Calculating rock bottom is easy enough to do in your head before the dive and it is taught in all entry level DIR courses.  How long will the ascent take, multiplied by two divers, then by the average depth and then by a consumption rate, equals rock bottom.
Rock bottom is calculated by adding up the time it would take to ascend from a given depth.  For example, from 60 feet, we would normally ascend at 30 feet/minute and have a three-minute safety stop.  This normal ascent would take us four minutes.  We then add one minute for the air-sharing emergency to take place and have a five-minute ascent, requiring 10 minutes of total air with two divers breathing during that 5 minute time frame.  We assume we have an elevated breathing rate of about 1 cubic foot/minute.  Our average depth during the ascent is about 30 feet or 2 ATA (atmospheric pressure one ATA is atmospheric pressure at sea level) where we consume gas at twice the surface rate.

5 minutes X 2 divers X 1 cfm X 2 ATA = 20 cubic feet of gas
20 cf of gas on an AL 80 is about 750 psi.
Rock Bottom for 60 FSW on an AL80 is 750 or for most gauges, 800 psi.

Rock Bottom for 100FSW on an AL 80 is 1600psi.  (Math is not provided but can be, just ask.)
Once rock bottom is determined, the remainder of the useable gas is then divided into a logical plan.  Maybe it is a drift dive on a Caribbean reef where we can use everything. Maybe we are diving on a shipwreck in the Great Lakes and need to get back to the mooring line, or we might be doing a penetration on this shipwreck where we will need enough gas to get out of the wreck plus enough to get to the surface.  Different dives will require different gas plans, but rock bottom must always be accounted for, before the gas plan is made.  DIR education teaches the unified team to plan their gas in accordance for the specific dive, so that each diver can get the most fun possible out of their diving and still be safe.

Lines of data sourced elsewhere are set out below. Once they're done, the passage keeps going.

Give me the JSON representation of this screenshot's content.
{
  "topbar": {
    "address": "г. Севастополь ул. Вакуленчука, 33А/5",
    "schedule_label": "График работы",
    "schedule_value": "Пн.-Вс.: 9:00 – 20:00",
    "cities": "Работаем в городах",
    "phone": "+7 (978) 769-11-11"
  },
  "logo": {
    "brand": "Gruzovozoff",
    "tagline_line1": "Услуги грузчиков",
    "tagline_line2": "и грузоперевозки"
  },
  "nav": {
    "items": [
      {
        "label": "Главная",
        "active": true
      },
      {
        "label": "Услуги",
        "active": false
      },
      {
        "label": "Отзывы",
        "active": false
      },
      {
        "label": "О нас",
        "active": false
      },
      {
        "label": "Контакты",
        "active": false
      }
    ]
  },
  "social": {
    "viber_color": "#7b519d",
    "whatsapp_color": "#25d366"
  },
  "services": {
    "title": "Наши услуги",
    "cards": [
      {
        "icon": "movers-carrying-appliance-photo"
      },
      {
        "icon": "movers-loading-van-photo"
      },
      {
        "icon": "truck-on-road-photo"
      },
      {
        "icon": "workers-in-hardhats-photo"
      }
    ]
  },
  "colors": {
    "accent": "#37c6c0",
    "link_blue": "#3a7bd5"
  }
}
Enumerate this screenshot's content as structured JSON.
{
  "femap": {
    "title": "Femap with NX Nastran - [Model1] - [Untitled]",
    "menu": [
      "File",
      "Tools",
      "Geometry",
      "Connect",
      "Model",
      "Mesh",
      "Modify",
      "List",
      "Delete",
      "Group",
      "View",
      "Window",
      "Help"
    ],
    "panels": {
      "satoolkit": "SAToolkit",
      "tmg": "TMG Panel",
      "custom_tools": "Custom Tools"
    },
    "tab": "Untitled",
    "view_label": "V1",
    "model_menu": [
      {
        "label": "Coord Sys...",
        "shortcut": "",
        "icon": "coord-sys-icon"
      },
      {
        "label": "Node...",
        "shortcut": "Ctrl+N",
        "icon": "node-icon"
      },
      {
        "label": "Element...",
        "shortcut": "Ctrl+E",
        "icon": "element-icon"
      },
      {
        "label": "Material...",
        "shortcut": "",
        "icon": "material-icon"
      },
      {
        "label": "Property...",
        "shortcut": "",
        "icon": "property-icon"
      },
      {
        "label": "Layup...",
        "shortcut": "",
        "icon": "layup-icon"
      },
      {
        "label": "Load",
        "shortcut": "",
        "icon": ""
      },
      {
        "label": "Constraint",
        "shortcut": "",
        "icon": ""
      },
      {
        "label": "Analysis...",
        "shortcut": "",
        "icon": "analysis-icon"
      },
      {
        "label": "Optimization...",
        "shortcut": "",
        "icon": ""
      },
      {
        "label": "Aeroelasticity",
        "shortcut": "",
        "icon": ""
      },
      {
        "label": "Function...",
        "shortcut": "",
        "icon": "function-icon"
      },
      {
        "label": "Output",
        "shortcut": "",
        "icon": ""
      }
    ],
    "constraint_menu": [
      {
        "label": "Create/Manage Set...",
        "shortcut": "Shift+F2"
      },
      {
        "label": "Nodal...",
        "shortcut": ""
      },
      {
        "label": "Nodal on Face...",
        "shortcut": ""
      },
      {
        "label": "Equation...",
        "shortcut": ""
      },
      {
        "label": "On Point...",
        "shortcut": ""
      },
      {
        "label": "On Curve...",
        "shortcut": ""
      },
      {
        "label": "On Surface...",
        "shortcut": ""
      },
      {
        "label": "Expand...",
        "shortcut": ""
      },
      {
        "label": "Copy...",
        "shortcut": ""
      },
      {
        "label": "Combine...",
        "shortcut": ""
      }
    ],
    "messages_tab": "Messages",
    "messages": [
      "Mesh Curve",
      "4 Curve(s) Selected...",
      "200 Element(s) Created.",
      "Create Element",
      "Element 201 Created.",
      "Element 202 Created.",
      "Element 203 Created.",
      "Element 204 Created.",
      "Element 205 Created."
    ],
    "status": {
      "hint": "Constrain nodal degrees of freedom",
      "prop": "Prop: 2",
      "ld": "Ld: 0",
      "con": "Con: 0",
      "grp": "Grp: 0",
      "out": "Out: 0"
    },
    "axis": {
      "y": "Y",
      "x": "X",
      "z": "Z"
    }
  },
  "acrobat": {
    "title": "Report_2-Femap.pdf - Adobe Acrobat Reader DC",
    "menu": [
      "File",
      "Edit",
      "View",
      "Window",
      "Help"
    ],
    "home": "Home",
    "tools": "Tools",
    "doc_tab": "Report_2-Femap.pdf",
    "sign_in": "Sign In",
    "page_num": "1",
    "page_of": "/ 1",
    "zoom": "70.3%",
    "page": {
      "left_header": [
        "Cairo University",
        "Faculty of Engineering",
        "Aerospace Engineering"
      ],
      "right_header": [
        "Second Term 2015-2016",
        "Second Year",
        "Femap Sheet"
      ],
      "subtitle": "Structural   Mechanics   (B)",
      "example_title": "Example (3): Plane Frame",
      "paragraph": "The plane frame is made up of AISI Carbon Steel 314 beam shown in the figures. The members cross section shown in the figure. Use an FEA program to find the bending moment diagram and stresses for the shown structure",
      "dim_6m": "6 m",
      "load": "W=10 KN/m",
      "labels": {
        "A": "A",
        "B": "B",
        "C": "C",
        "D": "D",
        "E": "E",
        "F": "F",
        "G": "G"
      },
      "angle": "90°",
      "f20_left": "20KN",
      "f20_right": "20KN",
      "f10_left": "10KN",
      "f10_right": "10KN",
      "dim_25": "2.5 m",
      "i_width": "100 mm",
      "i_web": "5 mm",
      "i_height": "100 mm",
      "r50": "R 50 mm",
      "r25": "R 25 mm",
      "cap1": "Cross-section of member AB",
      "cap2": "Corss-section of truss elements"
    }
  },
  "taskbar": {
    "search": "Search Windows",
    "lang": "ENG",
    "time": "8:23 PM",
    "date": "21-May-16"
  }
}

Being at depth below rock bottom is irresponsible and will not give us enough air to safely ascend.  The only emergency underwater is running out of gas, everything else is just an inconvenience.  Once the out of gas diver is breathing again, we move from emergency to management.  Just because someone ran out of air, does not mean that we rush to the surface, exceed safe ascent rates, skip safety/deco stops, or anything else we know about safe diving protocols.  The only option is to remain calm, think, communicate and finish the dive.
For more information about rock bottom or other gas management options, contact me at or or Sea The World Scuba Center in Farmington Hills at 248-478-6400.